Retype the entries in full.

+===+

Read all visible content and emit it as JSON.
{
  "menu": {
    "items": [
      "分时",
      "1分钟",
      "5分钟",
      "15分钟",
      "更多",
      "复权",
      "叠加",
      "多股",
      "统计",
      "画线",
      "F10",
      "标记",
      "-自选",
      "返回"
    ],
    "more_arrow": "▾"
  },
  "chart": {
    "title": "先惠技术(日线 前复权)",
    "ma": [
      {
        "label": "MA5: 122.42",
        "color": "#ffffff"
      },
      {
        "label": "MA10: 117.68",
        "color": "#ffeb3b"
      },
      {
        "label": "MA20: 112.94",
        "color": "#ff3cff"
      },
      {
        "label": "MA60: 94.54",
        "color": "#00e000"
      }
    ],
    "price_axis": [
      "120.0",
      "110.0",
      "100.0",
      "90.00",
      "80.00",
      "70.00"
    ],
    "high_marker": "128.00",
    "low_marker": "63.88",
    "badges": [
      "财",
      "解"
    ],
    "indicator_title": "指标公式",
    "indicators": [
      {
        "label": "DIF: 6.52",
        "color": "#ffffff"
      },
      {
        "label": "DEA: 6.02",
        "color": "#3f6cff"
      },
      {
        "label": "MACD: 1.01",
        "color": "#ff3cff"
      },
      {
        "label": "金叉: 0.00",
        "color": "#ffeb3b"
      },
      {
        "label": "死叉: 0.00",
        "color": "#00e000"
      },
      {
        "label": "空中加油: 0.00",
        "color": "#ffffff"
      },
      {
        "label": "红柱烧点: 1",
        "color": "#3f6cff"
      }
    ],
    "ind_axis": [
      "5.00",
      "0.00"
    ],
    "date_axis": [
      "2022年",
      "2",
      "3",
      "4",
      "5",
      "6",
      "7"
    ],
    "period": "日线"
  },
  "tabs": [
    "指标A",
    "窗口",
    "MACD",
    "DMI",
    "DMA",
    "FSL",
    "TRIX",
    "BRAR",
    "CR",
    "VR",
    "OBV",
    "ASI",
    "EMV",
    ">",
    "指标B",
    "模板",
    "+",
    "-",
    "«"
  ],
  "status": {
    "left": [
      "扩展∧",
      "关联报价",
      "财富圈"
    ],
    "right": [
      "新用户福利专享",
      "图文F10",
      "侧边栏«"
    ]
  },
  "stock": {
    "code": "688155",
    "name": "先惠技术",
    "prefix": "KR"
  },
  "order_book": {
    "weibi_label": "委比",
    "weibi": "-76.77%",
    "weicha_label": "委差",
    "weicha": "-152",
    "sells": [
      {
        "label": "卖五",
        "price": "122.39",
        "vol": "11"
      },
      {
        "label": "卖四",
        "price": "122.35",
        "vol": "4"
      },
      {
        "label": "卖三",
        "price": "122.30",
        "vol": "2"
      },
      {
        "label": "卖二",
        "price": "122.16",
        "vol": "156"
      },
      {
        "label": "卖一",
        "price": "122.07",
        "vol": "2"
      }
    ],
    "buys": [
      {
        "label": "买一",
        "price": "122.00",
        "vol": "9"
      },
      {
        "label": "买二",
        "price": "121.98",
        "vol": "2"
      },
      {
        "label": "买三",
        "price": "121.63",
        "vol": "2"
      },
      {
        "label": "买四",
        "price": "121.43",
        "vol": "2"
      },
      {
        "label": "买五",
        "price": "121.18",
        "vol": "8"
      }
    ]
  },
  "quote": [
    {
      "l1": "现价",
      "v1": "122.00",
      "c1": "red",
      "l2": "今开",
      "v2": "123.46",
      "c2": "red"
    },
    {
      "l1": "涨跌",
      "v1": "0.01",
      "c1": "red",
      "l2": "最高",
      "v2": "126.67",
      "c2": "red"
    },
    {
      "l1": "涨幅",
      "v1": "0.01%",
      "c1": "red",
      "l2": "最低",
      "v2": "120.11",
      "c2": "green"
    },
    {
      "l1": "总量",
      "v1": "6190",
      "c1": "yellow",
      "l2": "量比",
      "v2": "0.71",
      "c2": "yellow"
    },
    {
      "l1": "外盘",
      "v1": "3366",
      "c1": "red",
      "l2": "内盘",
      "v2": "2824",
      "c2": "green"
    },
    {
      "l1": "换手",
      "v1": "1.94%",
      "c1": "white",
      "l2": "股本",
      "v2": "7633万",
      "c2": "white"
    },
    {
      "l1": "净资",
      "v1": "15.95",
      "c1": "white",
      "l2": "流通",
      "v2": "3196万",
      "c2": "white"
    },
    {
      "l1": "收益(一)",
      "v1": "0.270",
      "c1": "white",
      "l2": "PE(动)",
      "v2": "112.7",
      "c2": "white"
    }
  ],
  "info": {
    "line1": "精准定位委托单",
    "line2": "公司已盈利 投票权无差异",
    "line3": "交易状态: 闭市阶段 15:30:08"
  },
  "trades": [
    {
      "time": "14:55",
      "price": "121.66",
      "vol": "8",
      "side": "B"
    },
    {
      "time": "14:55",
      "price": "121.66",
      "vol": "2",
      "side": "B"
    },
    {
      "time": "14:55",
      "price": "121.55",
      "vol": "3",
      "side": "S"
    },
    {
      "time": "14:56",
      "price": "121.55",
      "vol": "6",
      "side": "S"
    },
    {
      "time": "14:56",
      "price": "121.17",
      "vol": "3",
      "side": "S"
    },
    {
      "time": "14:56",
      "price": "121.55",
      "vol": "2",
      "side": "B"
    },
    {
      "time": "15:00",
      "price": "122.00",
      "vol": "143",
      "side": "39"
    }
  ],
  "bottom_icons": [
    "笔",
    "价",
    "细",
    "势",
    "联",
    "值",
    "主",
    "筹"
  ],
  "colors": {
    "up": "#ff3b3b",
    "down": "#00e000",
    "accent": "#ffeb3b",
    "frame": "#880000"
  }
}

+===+

• Solution to this task:
Read all visible content and emit it as JSON.
{
  "menu": {
    "items": [
      "分时",
      "1分钟",
      "5分钟",
      "15分钟",
      "更多",
      "复权",
      "叠加",
      "多股",
      "统计",
      "画线",
      "F10",
      "标记",
      "-自选",
      "返回"
    ],
    "more_arrow": "▾"
  },
  "chart": {
    "title": "先惠技术(日线 前复权)",
    "ma": [
      {
        "label": "MA5: 122.42",
        "color": "#ffffff"
      },
      {
        "label": "MA10: 117.68",
        "color": "#ffeb3b"
      },
      {
        "label": "MA20: 112.94",
        "color": "#ff3cff"
      },
      {
        "label": "MA60: 94.54",
        "color": "#00e000"
      }
    ],
    "price_axis": [
      "120.0",
      "110.0",
      "100.0",
      "90.00",
      "80.00",
      "70.00"
    ],
    "high_marker": "128.00",
    "low_marker": "63.88",
    "badges": [
      "财",
      "解"
    ],
    "indicator_title": "指标公式",
    "indicators": [
      {
        "label": "DIF: 6.52",
        "color": "#ffffff"
      },
      {
        "label": "DEA: 6.02",
        "color": "#3f6cff"
      },
      {
        "label": "MACD: 1.01",
        "color": "#ff3cff"
      },
      {
        "label": "金叉: 0.00",
        "color": "#ffeb3b"
      },
      {
        "label": "死叉: 0.00",
        "color": "#00e000"
      },
      {
        "label": "空中加油: 0.00",
        "color": "#ffffff"
      },
      {
        "label": "红柱烧点: 1",
        "color": "#3f6cff"
      }
    ],
    "ind_axis": [
      "5.00",
      "0.00"
    ],
    "date_axis": [
      "2022年",
      "2",
      "3",
      "4",
      "5",
      "6",
      "7"
    ],
    "period": "日线"
  },
  "tabs": [
    "指标A",
    "窗口",
    "MACD",
    "DMI",
    "DMA",
    "FSL",
    "TRIX",
    "BRAR",
    "CR",
    "VR",
    "OBV",
    "ASI",
    "EMV",
    ">",
    "指标B",
    "模板",
    "+",
    "-",
    "«"
  ],
  "status": {
    "left": [
      "扩展∧",
      "关联报价",
      "财富圈"
    ],
    "right": [
      "新用户福利专享",
      "图文F10",
      "侧边栏«"
    ]
  },
  "stock": {
    "code": "688155",
    "name": "先惠技术",
    "prefix": "KR"
  },
  "order_book": {
    "weibi_label": "委比",
    "weibi": "-76.77%",
    "weicha_label": "委差",
    "weicha": "-152",
    "sells": [
      {
        "label": "卖五",
        "price": "122.39",
        "vol": "11"
      },
      {
        "label": "卖四",
        "price": "122.35",
        "vol": "4"
      },
      {
        "label": "卖三",
        "price": "122.30",
        "vol": "2"
      },
      {
        "label": "卖二",
        "price": "122.16",
        "vol": "156"
      },
      {
        "label": "卖一",
        "price": "122.07",
        "vol": "2"
      }
    ],
    "buys": [
      {
        "label": "买一",
        "price": "122.00",
        "vol": "9"
      },
      {
        "label": "买二",
        "price": "121.98",
        "vol": "2"
      },
      {
        "label": "买三",
        "price": "121.63",
        "vol": "2"
      },
      {
        "label": "买四",
        "price": "121.43",
        "vol": "2"
      },
      {
        "label": "买五",
        "price": "121.18",
        "vol": "8"
      }
    ]
  },
  "quote": [
    {
      "l1": "现价",
      "v1": "122.00",
      "c1": "red",
      "l2": "今开",
      "v2": "123.46",
      "c2": "red"
    },
    {
      "l1": "涨跌",
      "v1": "0.01",
      "c1": "red",
      "l2": "最高",
      "v2": "126.67",
      "c2": "red"
    },
    {
      "l1": "涨幅",
      "v1": "0.01%",
      "c1": "red",
      "l2": "最低",
      "v2": "120.11",
      "c2": "green"
    },
    {
      "l1": "总量",
      "v1": "6190",
      "c1": "yellow",
      "l2": "量比",
      "v2": "0.71",
      "c2": "yellow"
    },
    {
      "l1": "外盘",
      "v1": "3366",
      "c1": "red",
      "l2": "内盘",
      "v2": "2824",
      "c2": "green"
    },
    {
      "l1": "换手",
      "v1": "1.94%",
      "c1": "white",
      "l2": "股本",
      "v2": "7633万",
      "c2": "white"
    },
    {
      "l1": "净资",
      "v1": "15.95",
      "c1": "white",
      "l2": "流通",
      "v2": "3196万",
      "c2": "white"
    },
    {
      "l1": "收益(一)",
      "v1": "0.270",
      "c1": "white",
      "l2": "PE(动)",
      "v2": "112.7",
      "c2": "white"
    }
  ],
  "info": {
    "line1": "精准定位委托单",
    "line2": "公司已盈利 投票权无差异",
    "line3": "交易状态: 闭市阶段 15:30:08"
  },
  "trades": [
    {
      "time": "14:55",
      "price": "121.66",
      "vol": "8",
      "side": "B"
    },
    {
      "time": "14:55",
      "price": "121.66",
      "vol": "2",
      "side": "B"
    },
    {
      "time": "14:55",
      "price": "121.55",
      "vol": "3",
      "side": "S"
    },
    {
      "time": "14:56",
      "price": "121.55",
      "vol": "6",
      "side": "S"
    },
    {
      "time": "14:56",
      "price": "121.17",
      "vol": "3",
      "side": "S"
    },
    {
      "time": "14:56",
      "price": "121.55",
      "vol": "2",
      "side": "B"
    },
    {
      "time": "15:00",
      "price": "122.00",
      "vol": "143",
      "side": "39"
    }
  ],
  "bottom_icons": [
    "笔",
    "价",
    "细",
    "势",
    "联",
    "值",
    "主",
    "筹"
  ],
  "colors": {
    "up": "#ff3b3b",
    "down": "#00e000",
    "accent": "#ffeb3b",
    "frame": "#880000"
  }
}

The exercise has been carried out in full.